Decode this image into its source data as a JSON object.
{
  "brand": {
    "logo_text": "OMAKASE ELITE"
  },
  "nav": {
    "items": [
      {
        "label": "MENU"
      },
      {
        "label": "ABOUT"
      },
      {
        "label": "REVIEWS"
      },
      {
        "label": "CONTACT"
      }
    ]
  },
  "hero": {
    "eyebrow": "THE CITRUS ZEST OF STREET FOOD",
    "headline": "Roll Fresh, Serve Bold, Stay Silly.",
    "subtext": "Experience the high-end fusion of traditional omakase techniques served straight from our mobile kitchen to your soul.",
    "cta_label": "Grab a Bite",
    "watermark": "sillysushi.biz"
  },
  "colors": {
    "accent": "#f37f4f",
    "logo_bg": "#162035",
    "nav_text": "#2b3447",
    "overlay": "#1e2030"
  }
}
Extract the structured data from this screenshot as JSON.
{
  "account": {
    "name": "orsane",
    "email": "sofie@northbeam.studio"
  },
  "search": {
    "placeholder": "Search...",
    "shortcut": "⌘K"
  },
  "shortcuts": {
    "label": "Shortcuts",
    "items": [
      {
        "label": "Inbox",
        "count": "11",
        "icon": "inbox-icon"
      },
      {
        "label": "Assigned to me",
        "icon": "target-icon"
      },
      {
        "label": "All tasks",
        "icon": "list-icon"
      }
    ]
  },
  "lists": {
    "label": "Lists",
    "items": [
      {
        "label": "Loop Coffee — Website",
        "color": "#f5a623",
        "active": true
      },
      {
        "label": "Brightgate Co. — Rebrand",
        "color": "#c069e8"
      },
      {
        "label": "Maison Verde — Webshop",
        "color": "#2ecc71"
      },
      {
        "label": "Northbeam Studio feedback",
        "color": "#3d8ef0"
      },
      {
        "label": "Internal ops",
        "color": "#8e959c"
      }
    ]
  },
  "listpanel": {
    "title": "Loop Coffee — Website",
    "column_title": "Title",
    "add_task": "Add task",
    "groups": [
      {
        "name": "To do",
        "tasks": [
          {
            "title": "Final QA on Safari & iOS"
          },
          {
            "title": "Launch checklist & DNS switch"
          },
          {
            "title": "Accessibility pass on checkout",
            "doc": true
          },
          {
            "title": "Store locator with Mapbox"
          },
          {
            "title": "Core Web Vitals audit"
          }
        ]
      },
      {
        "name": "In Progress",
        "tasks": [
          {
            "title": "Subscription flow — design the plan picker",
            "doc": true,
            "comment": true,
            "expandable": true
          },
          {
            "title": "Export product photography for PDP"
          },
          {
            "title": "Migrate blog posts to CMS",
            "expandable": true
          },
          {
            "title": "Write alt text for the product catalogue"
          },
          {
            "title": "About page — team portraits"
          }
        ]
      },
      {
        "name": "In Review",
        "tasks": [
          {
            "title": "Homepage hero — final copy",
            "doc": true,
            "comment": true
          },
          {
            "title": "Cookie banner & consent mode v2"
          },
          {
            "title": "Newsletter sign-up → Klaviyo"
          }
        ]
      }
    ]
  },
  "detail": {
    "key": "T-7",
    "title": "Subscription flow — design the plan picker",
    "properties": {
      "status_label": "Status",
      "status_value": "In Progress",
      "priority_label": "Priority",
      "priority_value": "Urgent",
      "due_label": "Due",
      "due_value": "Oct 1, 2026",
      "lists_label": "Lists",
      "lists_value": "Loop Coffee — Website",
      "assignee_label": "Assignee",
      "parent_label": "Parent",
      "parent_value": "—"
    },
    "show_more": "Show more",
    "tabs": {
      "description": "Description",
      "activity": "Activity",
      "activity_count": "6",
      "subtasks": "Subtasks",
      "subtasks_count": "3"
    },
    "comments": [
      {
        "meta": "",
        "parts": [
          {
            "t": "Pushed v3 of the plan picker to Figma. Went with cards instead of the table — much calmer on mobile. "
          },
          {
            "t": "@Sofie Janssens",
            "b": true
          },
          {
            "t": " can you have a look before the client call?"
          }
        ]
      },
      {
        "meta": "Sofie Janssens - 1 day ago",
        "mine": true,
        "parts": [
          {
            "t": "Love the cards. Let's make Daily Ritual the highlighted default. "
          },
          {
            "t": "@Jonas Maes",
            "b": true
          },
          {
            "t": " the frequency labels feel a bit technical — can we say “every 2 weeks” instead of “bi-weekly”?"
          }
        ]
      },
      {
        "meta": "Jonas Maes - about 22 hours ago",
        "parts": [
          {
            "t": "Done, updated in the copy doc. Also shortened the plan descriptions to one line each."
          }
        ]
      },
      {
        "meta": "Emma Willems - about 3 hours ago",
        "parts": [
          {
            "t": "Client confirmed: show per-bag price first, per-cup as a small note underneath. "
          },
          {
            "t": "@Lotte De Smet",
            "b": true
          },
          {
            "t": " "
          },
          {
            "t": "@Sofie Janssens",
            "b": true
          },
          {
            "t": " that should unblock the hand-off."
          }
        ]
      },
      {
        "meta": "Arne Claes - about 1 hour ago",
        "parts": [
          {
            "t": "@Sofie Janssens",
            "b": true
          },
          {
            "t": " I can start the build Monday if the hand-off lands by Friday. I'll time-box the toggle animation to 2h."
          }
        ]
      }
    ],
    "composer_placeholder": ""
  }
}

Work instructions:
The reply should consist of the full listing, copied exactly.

Output of the exercise:
Decode this image into its source data as a JSON object.
{
  "brand": {
    "logo_text": "OMAKASE ELITE"
  },
  "nav": {
    "items": [
      {
        "label": "MENU"
      },
      {
        "label": "ABOUT"
      },
      {
        "label": "REVIEWS"
      },
      {
        "label": "CONTACT"
      }
    ]
  },
  "hero": {
    "eyebrow": "THE CITRUS ZEST OF STREET FOOD",
    "headline": "Roll Fresh, Serve Bold, Stay Silly.",
    "subtext": "Experience the high-end fusion of traditional omakase techniques served straight from our mobile kitchen to your soul.",
    "cta_label": "Grab a Bite",
    "watermark": "sillysushi.biz"
  },
  "colors": {
    "accent": "#f37f4f",
    "logo_bg": "#162035",
    "nav_text": "#2b3447",
    "overlay": "#1e2030"
  }
}
Extract the structured data from this screenshot as JSON.
{
  "account": {
    "name": "orsane",
    "email": "sofie@northbeam.studio"
  },
  "search": {
    "placeholder": "Search...",
    "shortcut": "⌘K"
  },
  "shortcuts": {
    "label": "Shortcuts",
    "items": [
      {
        "label": "Inbox",
        "count": "11",
        "icon": "inbox-icon"
      },
      {
        "label": "Assigned to me",
        "icon": "target-icon"
      },
      {
        "label": "All tasks",
        "icon": "list-icon"
      }
    ]
  },
  "lists": {
    "label": "Lists",
    "items": [
      {
        "label": "Loop Coffee — Website",
        "color": "#f5a623",
        "active": true
      },
      {
        "label": "Brightgate Co. — Rebrand",
        "color": "#c069e8"
      },
      {
        "label": "Maison Verde — Webshop",
        "color": "#2ecc71"
      },
      {
        "label": "Northbeam Studio feedback",
        "color": "#3d8ef0"
      },
      {
        "label": "Internal ops",
        "color": "#8e959c"
      }
    ]
  },
  "listpanel": {
    "title": "Loop Coffee — Website",
    "column_title": "Title",
    "add_task": "Add task",
    "groups": [
      {
        "name": "To do",
        "tasks": [
          {
            "title": "Final QA on Safari & iOS"
          },
          {
            "title": "Launch checklist & DNS switch"
          },
          {
            "title": "Accessibility pass on checkout",
            "doc": true
          },
          {
            "title": "Store locator with Mapbox"
          },
          {
            "title": "Core Web Vitals audit"
          }
        ]
      },
      {
        "name": "In Progress",
        "tasks": [
          {
            "title": "Subscription flow — design the plan picker",
            "doc": true,
            "comment": true,
            "expandable": true
          },
          {
            "title": "Export product photography for PDP"
          },
          {
            "title": "Migrate blog posts to CMS",
            "expandable": true
          },
          {
            "title": "Write alt text for the product catalogue"
          },
          {
            "title": "About page — team portraits"
          }
        ]
      },
      {
        "name": "In Review",
        "tasks": [
          {
            "title": "Homepage hero — final copy",
            "doc": true,
            "comment": true
          },
          {
            "title": "Cookie banner & consent mode v2"
          },
          {
            "title": "Newsletter sign-up → Klaviyo"
          }
        ]
      }
    ]
  },
  "detail": {
    "key": "T-7",
    "title": "Subscription flow — design the plan picker",
    "properties": {
      "status_label": "Status",
      "status_value": "In Progress",
      "priority_label": "Priority",
      "priority_value": "Urgent",
      "due_label": "Due",
      "due_value": "Oct 1, 2026",
      "lists_label": "Lists",
      "lists_value": "Loop Coffee — Website",
      "assignee_label": "Assignee",
      "parent_label": "Parent",
      "parent_value": "—"
    },
    "show_more": "Show more",
    "tabs": {
      "description": "Description",
      "activity": "Activity",
      "activity_count": "6",
      "subtasks": "Subtasks",
      "subtasks_count": "3"
    },
    "comments": [
      {
        "meta": "",
        "parts": [
          {
            "t": "Pushed v3 of the plan picker to Figma. Went with cards instead of the table — much calmer on mobile. "
          },
          {
            "t": "@Sofie Janssens",
            "b": true
          },
          {
            "t": " can you have a look before the client call?"
          }
        ]
      },
      {
        "meta": "Sofie Janssens - 1 day ago",
        "mine": true,
        "parts": [
          {
            "t": "Love the cards. Let's make Daily Ritual the highlighted default. "
          },
          {
            "t": "@Jonas Maes",
            "b": true
          },
          {
            "t": " the frequency labels feel a bit technical — can we say “every 2 weeks” instead of “bi-weekly”?"
          }
        ]
      },
      {
        "meta": "Jonas Maes - about 22 hours ago",
        "parts": [
          {
            "t": "Done, updated in the copy doc. Also shortened the plan descriptions to one line each."
          }
        ]
      },
      {
        "meta": "Emma Willems - about 3 hours ago",
        "parts": [
          {
            "t": "Client confirmed: show per-bag price first, per-cup as a small note underneath. "
          },
          {
            "t": "@Lotte De Smet",
            "b": true
          },
          {
            "t": " "
          },
          {
            "t": "@Sofie Janssens",
            "b": true
          },
          {
            "t": " that should unblock the hand-off."
          }
        ]
      },
      {
        "meta": "Arne Claes - about 1 hour ago",
        "parts": [
          {
            "t": "@Sofie Janssens",
            "b": true
          },
          {
            "t": " I can start the build Monday if the hand-off lands by Friday. I'll time-box the toggle animation to 2h."
          }
        ]
      }
    ],
    "composer_placeholder": ""
  }
}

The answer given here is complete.